This offer is in effect only for the month of January, and only at the Stop and Shop at 469 Pleasant Street, Attleboro.
The Attleboro Land Trust has partnered with Wildlands Trust, a regional land trust based in Plymouth, Massachusetts, to ensure the continued preservation of land that has been under the stewardship of Crystal Spring, a spiritually-oriented ecology center in Plainville, since 1991. Until recently, Crystal Spring was a vital center for learning and practicing ecological pursuits such as organic gardening. Sadly, the center is now closed and a 6-acre portion of the land containing residential buildings and meeting spaces has been sold.
While Crystal Spring has closed its doors, the vision of the Dominican Sisters who founded the center was that most of the land would remain in its natural state as forested upland, and they made sure that the necessary protections would be in place before they left. In 2008 Wildlands Trust agreed to play a role in this plan by holding a legally-enforceable conservation restriction on the vacant portion of the property. Last year, Wildlands Trust transferred the responsibility for that conservation restriction, which protects 36 acres, to the Attleboro Land Trust. Soon, the Dominican Sisters will convey ownership of the 36 acres to Wildlands Trust.
Once that final step is completed, Wildlands Trust will assume an expanded role as as owner and manager of the property and its hiking trails, which will be open to the public. The ALT will carry the ongoing responsibility for monitoring the condition of the property on an annual basis, and making sure that the terms of the conservation restriction are observed.
The completion of this agreement with Wildlands Trust brings the total area of conservation land protected by the Attleboro Land Trust up to 728 acres.
ExtremeTerrain.com recently awarded a grant to the Attleboro Land Trust in the amount of $250. We thank ExtremeTerrain for its support of our trail work.
This Clean Trail Grant will help to fund expenses for an upcoming trail project. Stay tuned for more details as this project moves forward.
On November 14, a group of more than 20 hikers met at the Chorney Property on Ellis Road to enjoy a rural landscape that has so far avoided development, despite being close to population centers. The hike was organized by the North Attleboro Land Trust Steering Committee (NALTSC), a group of citizens who want to help ensure the preservation of such landscapes.
Hikers crossed a bridge over the Seven Mile River.
Guide Gary Krofta led hikers to a spot populated by beech trees, which retain their leaves all winter.
Hikers headed north on Ellis Road, past working farms like this one.
Guide Jill Miller explained various state programs that provide economic help to farmers who want to preserve their land.
Approaching the historic Angle Tree Stone.
The Angle Tree Stone is protected by bullet-proof glass. (This photo by Scspaeth https://commons.wikimedia.org/wiki/File:Angle_Tree_Stone_2016.jpg. All other photos by C. Adler.)
Guide Ann Chapdelaine describes some of the history surrounding the Angle Tree Stone.

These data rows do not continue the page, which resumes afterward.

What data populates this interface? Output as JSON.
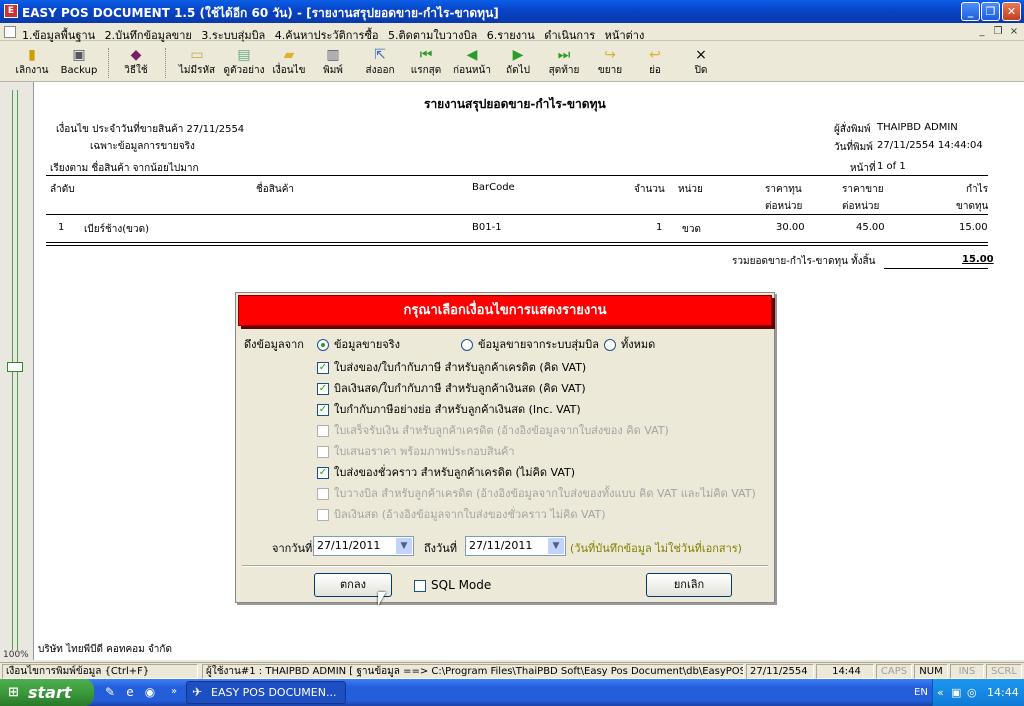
{
  "window": {
    "title": "EASY POS DOCUMENT 1.5 (ใช้ได้อีก 60 วัน) - [รายงานสรุปยอดขาย-กำไร-ขาดทุน]",
    "btn_minimize": "_",
    "btn_restore": "❐",
    "btn_close": "✕"
  },
  "menu": {
    "items": [
      "1.ข้อมูลพื้นฐาน",
      "2.บันทึกข้อมูลขาย",
      "3.ระบบสุ่มบิล",
      "4.ค้นหาประวัติการซื้อ",
      "5.ติดตามใบวางบิล",
      "6.รายงาน",
      "ดำเนินการ",
      "หน้าต่าง"
    ],
    "mdi_minimize": "_",
    "mdi_restore": "❐",
    "mdi_close": "×"
  },
  "toolbar": {
    "exit_label": "เลิกงาน",
    "backup_label": "Backup",
    "howto_label": "วิธีใช้",
    "no_password_label": "ไม่มีรหัส",
    "preview_label": "ดูตัวอย่าง",
    "condition_label": "เงื่อนไข",
    "print_label": "พิมพ์",
    "export_label": "ส่งออก",
    "first_label": "แรกสุด",
    "prev_label": "ก่อนหน้า",
    "next_label": "ถัดไป",
    "last_label": "สุดท้าย",
    "expand_label": "ขยาย",
    "shrink_label": "ย่อ",
    "close_label": "ปิด"
  },
  "report": {
    "title": "รายงานสรุปยอดขาย-กำไร-ขาดทุน",
    "condition_line": "เงื่อนไข ประจำวันที่ขายสินค้า 27/11/2554",
    "real_sales_only": "เฉพาะข้อมูลการขายจริง",
    "sort_line": "เรียงตาม ชื่อสินค้า จากน้อยไปมาก",
    "printer_label": "ผู้สั่งพิมพ์",
    "printer_value": "THAIPBD  ADMIN",
    "print_date_label": "วันที่พิมพ์",
    "print_date_value": "27/11/2554 14:44:04",
    "page_label": "หน้าที่",
    "page_value": "1 of 1",
    "columns": {
      "no": "ลำดับ",
      "name": "ชื่อสินค้า",
      "barcode": "BarCode",
      "qty": "จำนวน",
      "unit": "หน่วย",
      "cost_1": "ราคาทุน",
      "cost_2": "ต่อหน่วย",
      "price_1": "ราคาขาย",
      "price_2": "ต่อหน่วย",
      "profit_1": "กำไร",
      "profit_2": "ขาดทุน"
    },
    "rows": [
      {
        "no": "1",
        "name": "เบียร์ช้าง(ขวด)",
        "barcode": "B01-1",
        "qty": "1",
        "unit": "ขวด",
        "cost": "30.00",
        "price": "45.00",
        "profit": "15.00"
      }
    ],
    "total_label": "รวมยอดขาย-กำไร-ขาดทุน ทั้งสิ้น",
    "total_value": "15.00",
    "footer_company": "บริษัท ไทยพีบีดี คอทคอม จำกัด",
    "zoom": "100%"
  },
  "dialog": {
    "title": "กรุณาเลือกเงื่อนไขการแสดงรายงาน",
    "pull_from_label": "ดึงข้อมูลจาก",
    "radios": [
      {
        "label": "ข้อมูลขายจริง",
        "selected": true
      },
      {
        "label": "ข้อมูลขายจากระบบสุ่มบิล",
        "selected": false
      },
      {
        "label": "ทั้งหมด",
        "selected": false
      }
    ],
    "checkboxes": [
      {
        "label": "ใบส่งของ/ใบกำกับภาษี สำหรับลูกค้าเครดิต (คิด VAT)",
        "checked": true,
        "enabled": true
      },
      {
        "label": "บิลเงินสด/ใบกำกับภาษี สำหรับลูกค้าเงินสด (คิด VAT)",
        "checked": true,
        "enabled": true
      },
      {
        "label": "ใบกำกับภาษีอย่างย่อ สำหรับลูกค้าเงินสด (Inc. VAT)",
        "checked": true,
        "enabled": true
      },
      {
        "label": "ใบเสร็จรับเงิน สำหรับลูกค้าเครดิต (อ้างอิงข้อมูลจากใบส่งของ คิด VAT)",
        "checked": false,
        "enabled": false
      },
      {
        "label": "ใบเสนอราคา พร้อมภาพประกอบสินค้า",
        "checked": false,
        "enabled": false
      },
      {
        "label": "ใบส่งของชั่วคราว สำหรับลูกค้าเครดิต (ไม่คิด VAT)",
        "checked": true,
        "enabled": true
      },
      {
        "label": "ใบวางบิล สำหรับลูกค้าเครดิต (อ้างอิงข้อมูลจากใบส่งของทั้งแบบ คิด VAT และไม่คิด VAT)",
        "checked": false,
        "enabled": false
      },
      {
        "label": "บิลเงินสด (อ้างอิงข้อมูลจากใบส่งของชั่วคราว ไม่คิด VAT)",
        "checked": false,
        "enabled": false
      }
    ],
    "from_date_label": "จากวันที่",
    "from_date_value": "27/11/2011",
    "to_date_label": "ถึงวันที่",
    "to_date_value": "27/11/2011",
    "date_note": "(วันที่บันทึกข้อมูล ไม่ใช่วันที่เอกสาร)",
    "ok_label": "ตกลง",
    "sql_mode_label": "SQL Mode",
    "cancel_label": "ยกเลิก"
  },
  "status": {
    "hint": "เงื่อนไขการพิมพ์ข้อมูล {Ctrl+F}",
    "user_db": "ผู้ใช้งาน#1 : THAIPBD  ADMIN [ ฐานข้อมูล ==> C:\\Program Files\\ThaiPBD Soft\\Easy Pos Document\\db\\EasyPOS-A.pbd ]",
    "date": "27/11/2554",
    "time": "14:44",
    "caps": "CAPS",
    "num": "NUM",
    "ins": "INS",
    "scrl": "SCRL"
  },
  "taskbar": {
    "start_label": "start",
    "task_label": "EASY POS DOCUMEN...",
    "lang": "EN",
    "clock": "14:44"
  },
  "colors": {
    "dialog_header": "#ff0000",
    "checkmark": "#21a121",
    "date_note": "#808000"
  }
}
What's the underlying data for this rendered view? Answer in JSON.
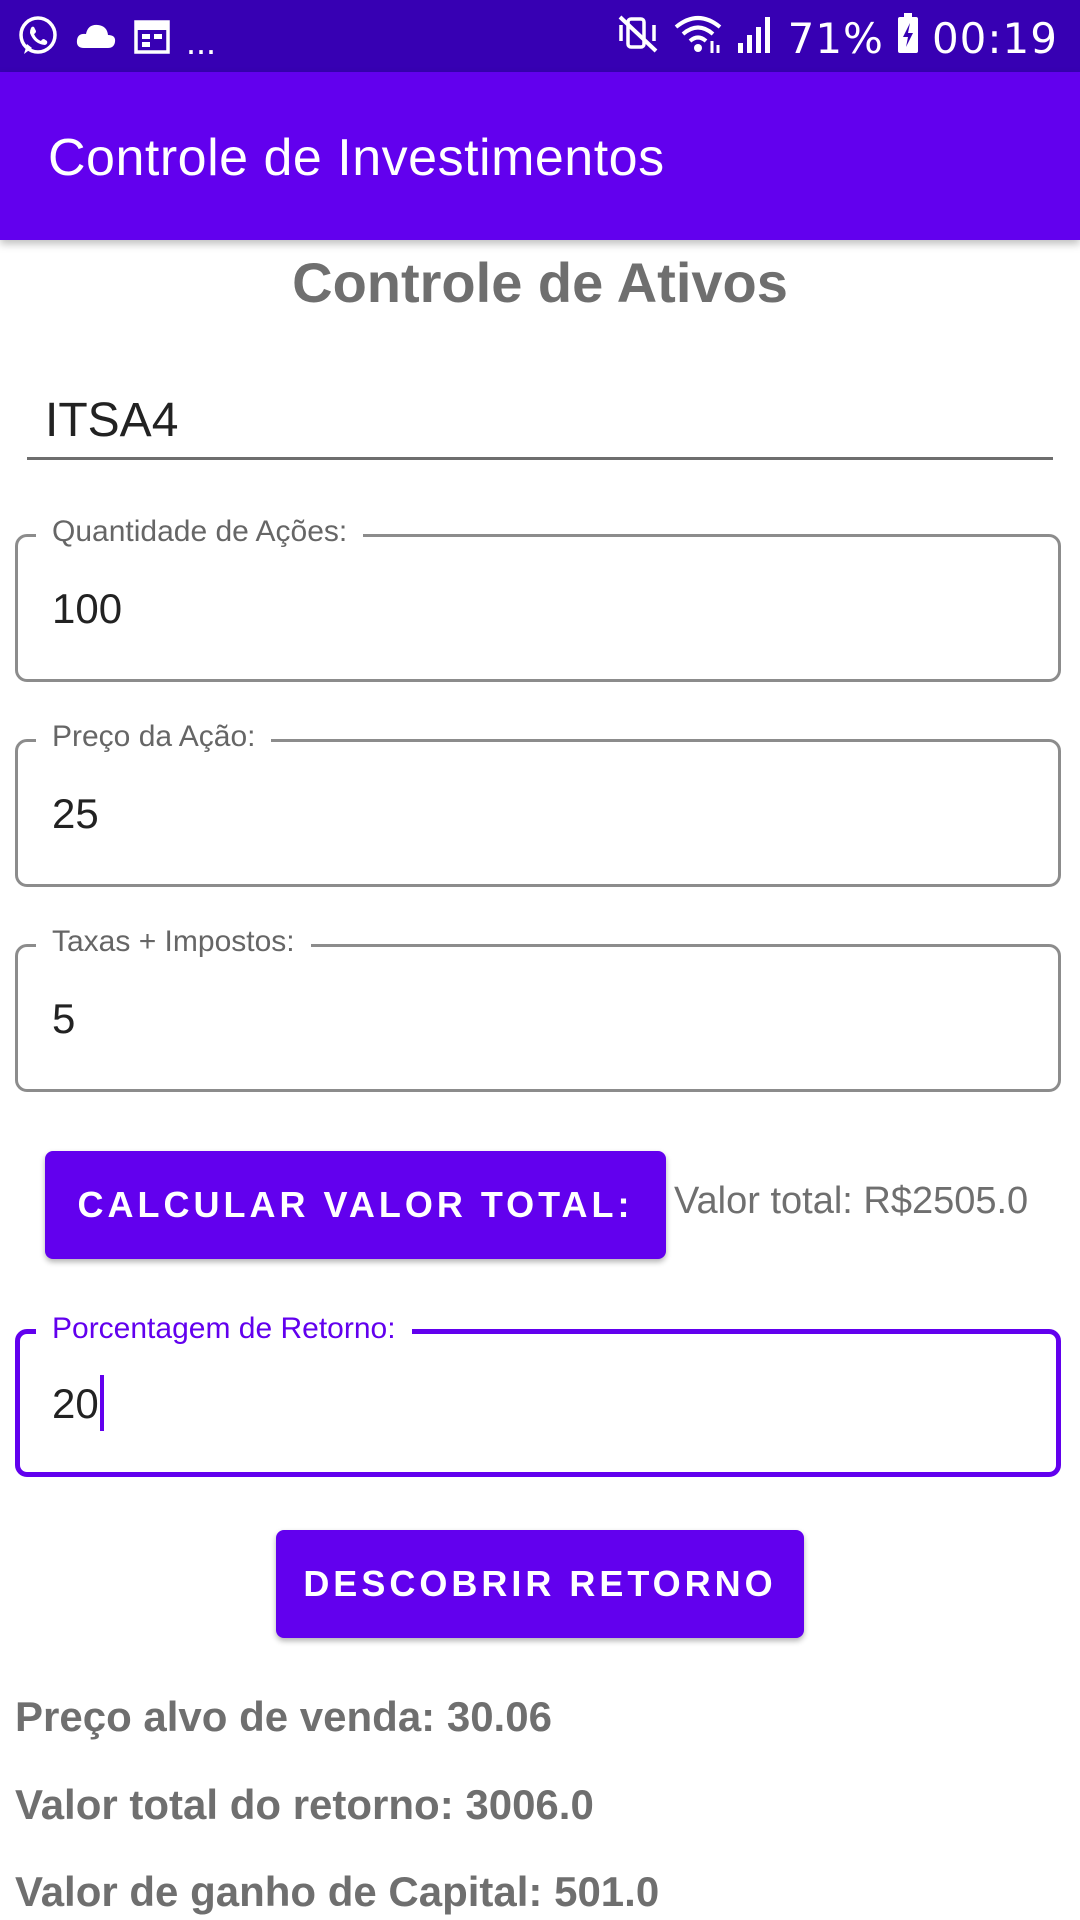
{
  "status_bar": {
    "icons_left": [
      "whatsapp-icon",
      "cloud-icon",
      "calendar-icon"
    ],
    "overflow": "...",
    "icons_right": [
      "mute-vibrate-icon",
      "wifi-icon",
      "signal-icon",
      "battery-charging-icon"
    ],
    "battery": "71%",
    "time": "00:19"
  },
  "app_bar": {
    "title": "Controle de Investimentos"
  },
  "form": {
    "heading": "Controle de Ativos",
    "ticker_value": "ITSA4",
    "quantity": {
      "label": "Quantidade de Ações:",
      "value": "100"
    },
    "price": {
      "label": "Preço da Ação:",
      "value": "25"
    },
    "fees": {
      "label": "Taxas + Impostos:",
      "value": "5"
    },
    "calc_button_label": "CALCULAR VALOR TOTAL:",
    "total_value_text": "Valor total: R$2505.0",
    "return_pct": {
      "label": "Porcentagem de Retorno:",
      "value": "20"
    },
    "return_button_label": "DESCOBRIR RETORNO"
  },
  "results": {
    "target_price": "Preço alvo de venda: 30.06",
    "total_return": "Valor total do retorno: 3006.0",
    "capital_gain": "Valor de ganho de Capital: 501.0"
  },
  "colors": {
    "status_bar": "#3700B3",
    "primary": "#6200EE",
    "muted_text": "#6f6f6f"
  }
}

The North Attleboro Land Trust Steering Committee invites you to join them on a guided hike of the Chorney Property and nearby Angle Tree Stone on Sunday, November 14th at 2pm.
The Chorney Property is town land managed by the North Attleboro Conservation Commission.
The Angle Tree Stone is a nine-foot slate monument made in 1790 by a father and son team that manufactured gravestone markers. It replaced an actual tree that had long been used as a boundary marker between the Massachusetts Bay and Plymouth colonies. Today, the Angle Tree Stone marks the border between North Attleborough and Plainville, as well as the boundary between Bristol and Norfolk counties.
Hikers will meet at the parking lot for the Chorney Property, on Ellis Road across from the intersection with Metcalf Road. The hike will first walk the Chorney trails, through three open fields and over a boardwalk which crosses the Seven Mile River. Hikers will then walk 1.3 miles, via Ellis Road, High Street, a side road, and a path, to the Angle Tree Stone monument. After viewing the monument, hikers will return by the same route to the Chorney parking lot. The total length of the hike will be 4 miles.
Participants under 18 must be accompanied by an adult. The rain date is November 21. Any cancellations will be posted on the Attleboro Land Trust website: attleborolandtrust.org
Questions, please contact Susan Taylor at [email protected] or 774-251-4616.
Here is a map of the hike area: Angle Tree Hike – Map